Suicide Awareness Month: Losing the Stigma Around Mental Illness

Image Source: Greensburg Daily News

Image Source: Greensburg Daily News

Analise Bruno, Editor-in-Chief

Globally, suicide is currently the 11th leading cause of death in the United States. Between 1999 and 2014 the rate of adolescent suicide has practically doubled, and only now is this cause of death finally being recognized as a public health issue. The crisis has certainly spurred the creation of many programs and organizations looking to raise awareness for teen suicide through community centers and schools. However, despite this, there still seems to be no decline in this second leading cause of death amongst 15-22 year-olds. There is a multitude of factors such as inadequate access to materials for prevention, insufficient resources for mental health care, and the ignorance and stigma attached to mental illnesses as a whole.
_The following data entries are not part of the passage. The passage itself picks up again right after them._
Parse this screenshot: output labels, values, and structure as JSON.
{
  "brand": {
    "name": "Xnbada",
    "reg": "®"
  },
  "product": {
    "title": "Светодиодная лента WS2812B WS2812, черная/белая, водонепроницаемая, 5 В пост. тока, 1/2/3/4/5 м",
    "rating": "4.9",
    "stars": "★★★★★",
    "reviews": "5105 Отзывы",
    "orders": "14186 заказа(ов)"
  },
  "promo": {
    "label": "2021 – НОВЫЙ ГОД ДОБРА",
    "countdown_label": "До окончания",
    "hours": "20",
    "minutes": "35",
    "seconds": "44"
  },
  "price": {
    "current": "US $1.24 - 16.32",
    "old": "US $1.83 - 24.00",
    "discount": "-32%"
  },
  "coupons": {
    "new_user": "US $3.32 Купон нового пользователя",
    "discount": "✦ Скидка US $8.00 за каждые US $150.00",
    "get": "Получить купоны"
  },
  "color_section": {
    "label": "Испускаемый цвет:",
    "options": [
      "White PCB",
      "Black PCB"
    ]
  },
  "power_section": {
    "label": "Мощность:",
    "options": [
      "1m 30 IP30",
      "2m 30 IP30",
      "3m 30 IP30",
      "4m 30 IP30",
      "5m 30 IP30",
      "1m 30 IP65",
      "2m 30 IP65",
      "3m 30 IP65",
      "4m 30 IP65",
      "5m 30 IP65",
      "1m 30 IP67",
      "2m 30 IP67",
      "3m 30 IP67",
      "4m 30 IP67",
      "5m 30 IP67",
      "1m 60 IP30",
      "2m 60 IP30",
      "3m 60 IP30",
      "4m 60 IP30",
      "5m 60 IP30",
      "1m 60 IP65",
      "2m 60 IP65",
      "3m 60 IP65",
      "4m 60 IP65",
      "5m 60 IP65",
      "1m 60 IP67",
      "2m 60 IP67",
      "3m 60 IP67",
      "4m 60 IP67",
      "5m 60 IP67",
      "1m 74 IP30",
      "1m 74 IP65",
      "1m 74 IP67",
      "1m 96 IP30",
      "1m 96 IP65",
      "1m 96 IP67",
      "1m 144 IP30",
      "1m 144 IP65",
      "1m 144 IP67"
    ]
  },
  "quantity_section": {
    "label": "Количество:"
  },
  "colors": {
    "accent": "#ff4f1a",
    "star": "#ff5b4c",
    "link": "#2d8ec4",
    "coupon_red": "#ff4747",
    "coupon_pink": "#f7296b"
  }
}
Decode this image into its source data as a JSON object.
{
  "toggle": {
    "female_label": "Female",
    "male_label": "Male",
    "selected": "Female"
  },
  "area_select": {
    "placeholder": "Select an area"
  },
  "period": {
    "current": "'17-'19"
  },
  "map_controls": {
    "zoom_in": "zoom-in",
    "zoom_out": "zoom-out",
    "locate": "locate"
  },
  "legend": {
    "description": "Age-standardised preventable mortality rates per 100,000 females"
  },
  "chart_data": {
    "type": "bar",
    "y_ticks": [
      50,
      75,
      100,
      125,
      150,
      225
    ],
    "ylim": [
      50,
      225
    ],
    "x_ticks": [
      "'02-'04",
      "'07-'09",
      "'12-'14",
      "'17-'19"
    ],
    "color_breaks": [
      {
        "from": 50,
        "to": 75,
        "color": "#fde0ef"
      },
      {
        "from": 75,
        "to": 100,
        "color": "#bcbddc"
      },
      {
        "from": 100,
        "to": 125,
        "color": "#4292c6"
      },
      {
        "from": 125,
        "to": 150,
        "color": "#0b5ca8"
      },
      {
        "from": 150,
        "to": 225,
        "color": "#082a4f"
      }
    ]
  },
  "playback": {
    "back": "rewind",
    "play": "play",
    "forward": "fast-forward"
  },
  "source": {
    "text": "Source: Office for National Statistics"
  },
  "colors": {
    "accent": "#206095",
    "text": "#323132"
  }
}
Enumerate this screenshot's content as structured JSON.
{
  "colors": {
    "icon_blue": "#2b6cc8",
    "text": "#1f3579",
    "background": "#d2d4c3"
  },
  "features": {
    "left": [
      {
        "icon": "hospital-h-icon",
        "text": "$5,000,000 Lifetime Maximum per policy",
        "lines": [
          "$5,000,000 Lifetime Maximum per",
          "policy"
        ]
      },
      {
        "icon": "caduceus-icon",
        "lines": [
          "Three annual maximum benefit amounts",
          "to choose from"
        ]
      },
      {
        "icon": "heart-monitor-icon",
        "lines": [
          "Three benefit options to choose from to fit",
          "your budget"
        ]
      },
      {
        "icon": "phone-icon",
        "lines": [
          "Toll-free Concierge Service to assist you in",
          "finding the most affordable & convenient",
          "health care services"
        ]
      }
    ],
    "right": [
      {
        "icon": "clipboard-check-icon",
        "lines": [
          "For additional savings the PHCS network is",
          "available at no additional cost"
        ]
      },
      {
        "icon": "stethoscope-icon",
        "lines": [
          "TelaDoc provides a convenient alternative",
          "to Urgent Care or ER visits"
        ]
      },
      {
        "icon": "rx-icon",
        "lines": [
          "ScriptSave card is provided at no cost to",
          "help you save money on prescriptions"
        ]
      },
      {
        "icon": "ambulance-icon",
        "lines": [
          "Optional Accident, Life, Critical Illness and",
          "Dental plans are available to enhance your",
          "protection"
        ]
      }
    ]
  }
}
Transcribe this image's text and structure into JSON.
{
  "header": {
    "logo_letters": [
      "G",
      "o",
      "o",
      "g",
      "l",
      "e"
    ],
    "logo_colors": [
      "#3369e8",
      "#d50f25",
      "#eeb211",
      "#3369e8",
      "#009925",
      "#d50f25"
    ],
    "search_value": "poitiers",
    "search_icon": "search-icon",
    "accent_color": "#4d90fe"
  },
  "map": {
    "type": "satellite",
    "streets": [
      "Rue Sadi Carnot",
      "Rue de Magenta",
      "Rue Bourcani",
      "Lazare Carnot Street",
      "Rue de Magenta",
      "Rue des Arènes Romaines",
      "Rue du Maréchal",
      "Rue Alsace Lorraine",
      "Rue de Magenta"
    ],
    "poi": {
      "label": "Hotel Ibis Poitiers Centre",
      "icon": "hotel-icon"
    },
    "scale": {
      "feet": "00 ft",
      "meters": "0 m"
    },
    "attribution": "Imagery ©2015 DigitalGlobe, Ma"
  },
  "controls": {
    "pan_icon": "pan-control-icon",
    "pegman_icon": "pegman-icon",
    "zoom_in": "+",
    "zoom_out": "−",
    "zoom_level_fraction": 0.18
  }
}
September is Suicide Awareness Month, and while global statistics may not changing, that does not mean we can’t help. One reason suicide happens to be so devastating is because it is a kind of tragic end that could have been prevented had others been aware of what troubles some were facing. The most common reasons that people are driven to take their own life has a lot to do with elements like perfectionism, hopelessness, depression, fear, bullying, etc. Suicide is a seemingly unforeseen tragedy, one many ponder and remain devastated over for long periods, but is it really that unpredictable? It wasn’t until just recently that there was a public health policy in place regarding, largely due to the stigma associated with the act. Suicide is often perceived as selfish and idiosyncratic in nature, and therefore, many are unwilling to discuss and obtain an awareness for it, which, as we well know, only increases the statistics. 

With over 30,000 deaths in the US being attributed to suicide annually, I would argue that the problem, unlike some other illnesses such as cancer or heart disease, starts right in front of our eyes. Suicidal individuals don’t all fit one mold, each one of them is not visibly depressed, or stray away from everyone else as portrayed in the media today. Those truly suffering from mental health issues look just like everyone else, but carry with them certain subtle warning signs. However, it is our unwillingness to acknowledge these warning signs and ignorance of mental illness as a whole due to negative stereotypes that enable others to suffer in silence and hence increase the ongoing crisis.

There are many things we know about suicide, but not always enough to prevent more from occurring every day. We all owe it to those who lost their lives after feeling so hopeless and upset that they felt the only way things could get better was by removing themselves from the world to take accountability by learning the warning signs and breaking down the stigma surrounding mental illness. 

Some key signs to note in friends and those around you are:

  1. Depressed or hopeless mood
  2. Impulsive or aggressive tendencies
  3. Withdrawing from social situations
  4. Giving away personal possessions
  5. Losing interest in past hobbies
  6. Extreme mood swings

We should also note that some are more inept to suicidal thoughts if they:

  1. Have a history of substance abuse in their family
  2. Have experienced traumatic events
  3. Are dealing with loss (whether it be personal or financial)
  4. Loss of relationships

While noticing the signs can be helpful to slow the progression of this crisis, dismantling the stigma around mental illness as a whole is also one big hurdle that must be overcome to bring about true change. There is still a long way to go, but talking about mental health issues more frequently, learning to have empathy/compassion for one another, and personally educating ourselves on the issue can have an insurmountable impact on the suicide epidemic. 

Mental health is JUST as important as physical health, and if you or someone you know is having suicidal thoughts or tendencies do not hesitate to reach out to the school’s adjustment counselors, Mr.Kearney and Miss Lee, a trusted adult, or dial the suicide hotline for more resources (800-273-8255).